> _YOUR GOAL_
Only a number is required: how many lines of the material contain the word "marker"?

******

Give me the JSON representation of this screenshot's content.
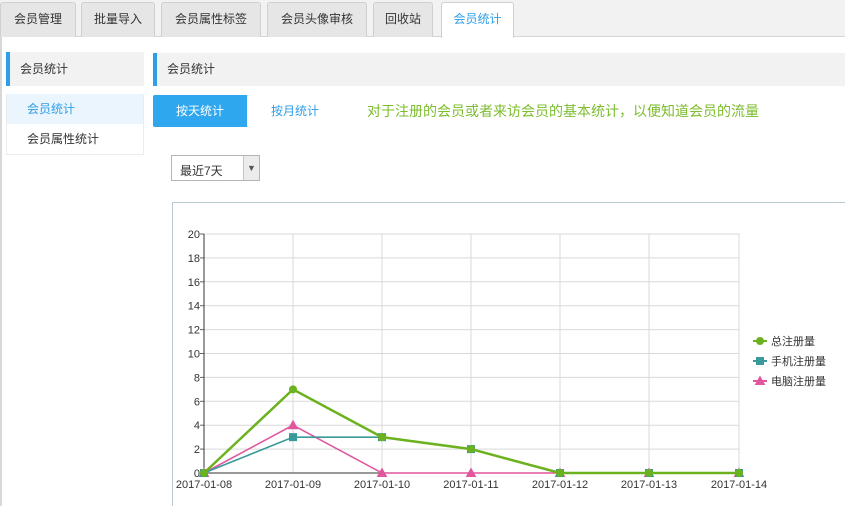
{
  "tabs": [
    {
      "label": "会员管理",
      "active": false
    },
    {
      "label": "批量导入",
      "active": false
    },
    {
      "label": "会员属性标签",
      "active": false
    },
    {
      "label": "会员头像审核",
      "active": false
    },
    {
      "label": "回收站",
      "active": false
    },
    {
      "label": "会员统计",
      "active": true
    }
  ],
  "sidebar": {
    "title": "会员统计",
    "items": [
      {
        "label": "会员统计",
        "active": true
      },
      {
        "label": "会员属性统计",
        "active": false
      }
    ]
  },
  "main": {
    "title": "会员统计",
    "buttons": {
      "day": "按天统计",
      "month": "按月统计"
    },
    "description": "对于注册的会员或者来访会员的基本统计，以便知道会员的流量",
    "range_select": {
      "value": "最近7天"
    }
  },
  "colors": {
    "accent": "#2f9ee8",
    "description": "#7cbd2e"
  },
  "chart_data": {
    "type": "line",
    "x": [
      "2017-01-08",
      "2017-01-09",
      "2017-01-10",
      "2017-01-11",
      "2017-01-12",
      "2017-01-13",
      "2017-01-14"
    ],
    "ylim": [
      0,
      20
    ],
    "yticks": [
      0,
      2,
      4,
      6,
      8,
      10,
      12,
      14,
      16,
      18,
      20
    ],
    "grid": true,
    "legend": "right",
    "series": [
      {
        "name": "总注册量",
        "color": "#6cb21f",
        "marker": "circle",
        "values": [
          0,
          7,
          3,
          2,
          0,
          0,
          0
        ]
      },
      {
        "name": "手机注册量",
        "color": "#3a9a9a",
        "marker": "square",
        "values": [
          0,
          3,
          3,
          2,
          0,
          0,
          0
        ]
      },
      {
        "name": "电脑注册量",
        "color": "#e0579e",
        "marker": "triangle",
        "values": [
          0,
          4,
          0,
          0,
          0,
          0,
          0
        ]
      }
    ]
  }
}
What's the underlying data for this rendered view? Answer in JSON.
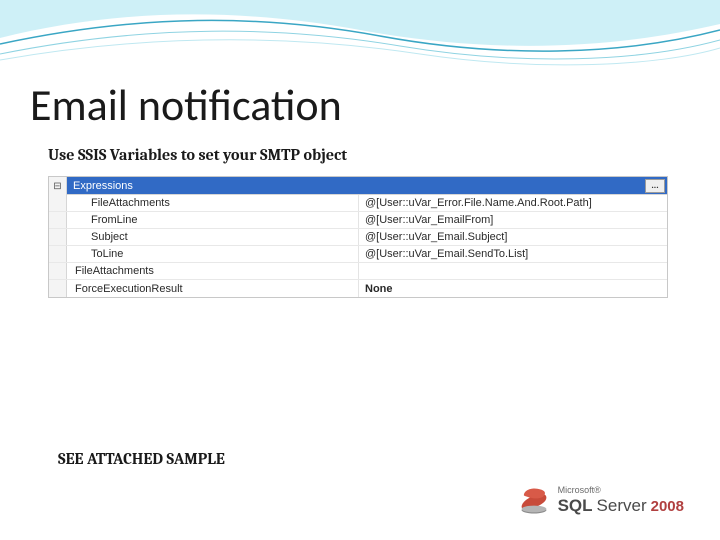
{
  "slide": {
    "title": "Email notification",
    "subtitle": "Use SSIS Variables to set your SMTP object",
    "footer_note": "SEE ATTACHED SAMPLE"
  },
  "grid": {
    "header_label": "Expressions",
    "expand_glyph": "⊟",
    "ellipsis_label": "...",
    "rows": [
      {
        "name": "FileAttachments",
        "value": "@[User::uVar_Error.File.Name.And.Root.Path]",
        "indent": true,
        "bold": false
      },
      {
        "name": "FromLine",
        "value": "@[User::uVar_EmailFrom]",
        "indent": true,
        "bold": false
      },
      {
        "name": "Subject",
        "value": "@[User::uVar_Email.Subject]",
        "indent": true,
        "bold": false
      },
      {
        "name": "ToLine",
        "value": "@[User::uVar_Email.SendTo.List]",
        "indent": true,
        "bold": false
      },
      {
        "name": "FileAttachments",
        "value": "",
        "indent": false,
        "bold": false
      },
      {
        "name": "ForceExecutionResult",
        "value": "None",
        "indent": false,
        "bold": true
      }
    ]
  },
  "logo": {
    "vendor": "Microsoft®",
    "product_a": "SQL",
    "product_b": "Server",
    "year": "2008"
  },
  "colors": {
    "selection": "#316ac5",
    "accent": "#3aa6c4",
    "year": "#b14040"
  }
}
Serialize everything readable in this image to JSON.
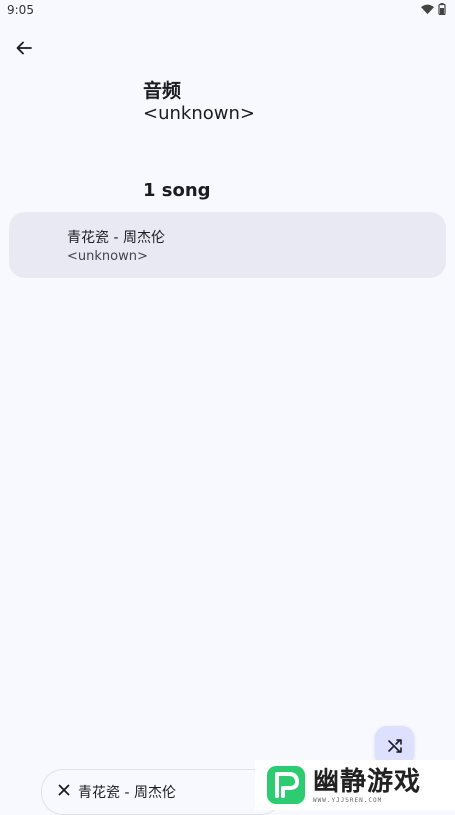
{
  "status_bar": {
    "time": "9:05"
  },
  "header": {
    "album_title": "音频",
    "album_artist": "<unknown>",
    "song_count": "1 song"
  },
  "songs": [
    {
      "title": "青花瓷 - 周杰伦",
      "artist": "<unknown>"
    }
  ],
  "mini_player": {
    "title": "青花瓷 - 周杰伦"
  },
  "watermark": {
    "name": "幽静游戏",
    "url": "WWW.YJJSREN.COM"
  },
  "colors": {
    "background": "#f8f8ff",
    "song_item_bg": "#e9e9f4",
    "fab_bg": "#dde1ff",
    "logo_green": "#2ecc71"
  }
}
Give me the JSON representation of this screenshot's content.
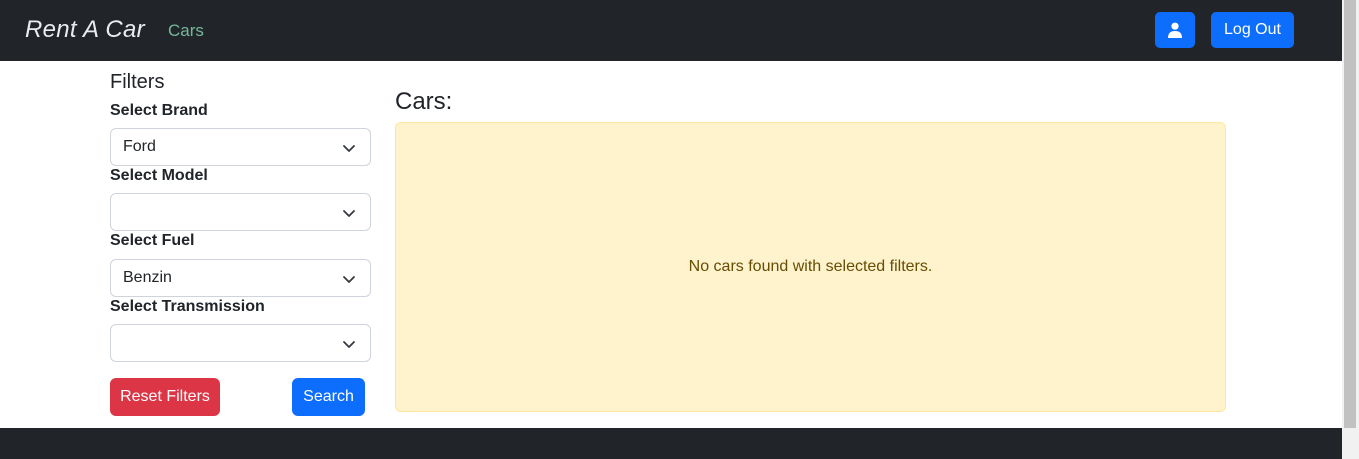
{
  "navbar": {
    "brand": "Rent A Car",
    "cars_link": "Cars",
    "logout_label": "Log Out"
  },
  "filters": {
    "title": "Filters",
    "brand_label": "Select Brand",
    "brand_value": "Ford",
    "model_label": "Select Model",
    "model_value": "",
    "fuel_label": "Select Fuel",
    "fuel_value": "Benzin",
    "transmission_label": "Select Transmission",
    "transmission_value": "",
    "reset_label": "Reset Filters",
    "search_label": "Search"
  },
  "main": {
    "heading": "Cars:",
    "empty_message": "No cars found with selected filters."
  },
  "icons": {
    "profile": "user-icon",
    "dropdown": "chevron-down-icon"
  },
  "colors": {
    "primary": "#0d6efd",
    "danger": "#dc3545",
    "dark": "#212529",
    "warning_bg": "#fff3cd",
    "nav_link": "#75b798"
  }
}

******

> _ANSWER TO THIS PROBLEM_
3